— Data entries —
_ _ _ _
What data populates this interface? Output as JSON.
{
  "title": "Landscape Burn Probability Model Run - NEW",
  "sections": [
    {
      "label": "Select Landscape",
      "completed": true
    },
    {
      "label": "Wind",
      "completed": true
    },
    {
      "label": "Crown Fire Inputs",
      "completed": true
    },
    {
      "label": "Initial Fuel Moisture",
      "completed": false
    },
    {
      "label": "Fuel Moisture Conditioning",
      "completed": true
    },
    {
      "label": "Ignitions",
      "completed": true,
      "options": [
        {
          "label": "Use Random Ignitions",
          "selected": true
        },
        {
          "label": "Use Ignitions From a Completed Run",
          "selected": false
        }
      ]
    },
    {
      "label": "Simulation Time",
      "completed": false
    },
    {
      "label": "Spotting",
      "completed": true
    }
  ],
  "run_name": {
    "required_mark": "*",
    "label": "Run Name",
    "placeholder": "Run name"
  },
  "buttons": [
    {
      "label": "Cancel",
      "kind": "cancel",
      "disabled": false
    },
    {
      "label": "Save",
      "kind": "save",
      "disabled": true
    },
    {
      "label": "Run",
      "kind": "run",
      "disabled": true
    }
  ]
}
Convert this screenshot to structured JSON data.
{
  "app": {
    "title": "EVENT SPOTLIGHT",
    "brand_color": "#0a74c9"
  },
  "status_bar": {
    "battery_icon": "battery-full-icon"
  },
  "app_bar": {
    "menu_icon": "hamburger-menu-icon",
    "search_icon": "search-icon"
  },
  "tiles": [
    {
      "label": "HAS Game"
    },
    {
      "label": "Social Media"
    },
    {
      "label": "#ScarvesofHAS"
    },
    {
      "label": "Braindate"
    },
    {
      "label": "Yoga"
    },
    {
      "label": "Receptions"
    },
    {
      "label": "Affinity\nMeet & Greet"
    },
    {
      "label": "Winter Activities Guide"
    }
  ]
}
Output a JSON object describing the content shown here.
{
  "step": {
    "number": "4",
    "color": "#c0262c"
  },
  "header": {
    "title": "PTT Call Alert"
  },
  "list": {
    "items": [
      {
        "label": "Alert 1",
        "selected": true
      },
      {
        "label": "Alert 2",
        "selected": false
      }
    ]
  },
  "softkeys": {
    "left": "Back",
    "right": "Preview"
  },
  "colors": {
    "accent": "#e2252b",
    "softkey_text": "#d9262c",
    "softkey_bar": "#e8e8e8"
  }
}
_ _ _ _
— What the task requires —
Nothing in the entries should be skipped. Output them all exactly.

— Written response —
What data populates this interface? Output as JSON.
{
  "title": "Landscape Burn Probability Model Run - NEW",
  "sections": [
    {
      "label": "Select Landscape",
      "completed": true
    },
    {
      "label": "Wind",
      "completed": true
    },
    {
      "label": "Crown Fire Inputs",
      "completed": true
    },
    {
      "label": "Initial Fuel Moisture",
      "completed": false
    },
    {
      "label": "Fuel Moisture Conditioning",
      "completed": true
    },
    {
      "label": "Ignitions",
      "completed": true,
      "options": [
        {
          "label": "Use Random Ignitions",
          "selected": true
        },
        {
          "label": "Use Ignitions From a Completed Run",
          "selected": false
        }
      ]
    },
    {
      "label": "Simulation Time",
      "completed": false
    },
    {
      "label": "Spotting",
      "completed": true
    }
  ],
  "run_name": {
    "required_mark": "*",
    "label": "Run Name",
    "placeholder": "Run name"
  },
  "buttons": [
    {
      "label": "Cancel",
      "kind": "cancel",
      "disabled": false
    },
    {
      "label": "Save",
      "kind": "save",
      "disabled": true
    },
    {
      "label": "Run",
      "kind": "run",
      "disabled": true
    }
  ]
}
Convert this screenshot to structured JSON data.
{
  "app": {
    "title": "EVENT SPOTLIGHT",
    "brand_color": "#0a74c9"
  },
  "status_bar": {
    "battery_icon": "battery-full-icon"
  },
  "app_bar": {
    "menu_icon": "hamburger-menu-icon",
    "search_icon": "search-icon"
  },
  "tiles": [
    {
      "label": "HAS Game"
    },
    {
      "label": "Social Media"
    },
    {
      "label": "#ScarvesofHAS"
    },
    {
      "label": "Braindate"
    },
    {
      "label": "Yoga"
    },
    {
      "label": "Receptions"
    },
    {
      "label": "Affinity\nMeet & Greet"
    },
    {
      "label": "Winter Activities Guide"
    }
  ]
}
Output a JSON object describing the content shown here.
{
  "step": {
    "number": "4",
    "color": "#c0262c"
  },
  "header": {
    "title": "PTT Call Alert"
  },
  "list": {
    "items": [
      {
        "label": "Alert 1",
        "selected": true
      },
      {
        "label": "Alert 2",
        "selected": false
      }
    ]
  },
  "softkeys": {
    "left": "Back",
    "right": "Preview"
  },
  "colors": {
    "accent": "#e2252b",
    "softkey_text": "#d9262c",
    "softkey_bar": "#e8e8e8"
  }
}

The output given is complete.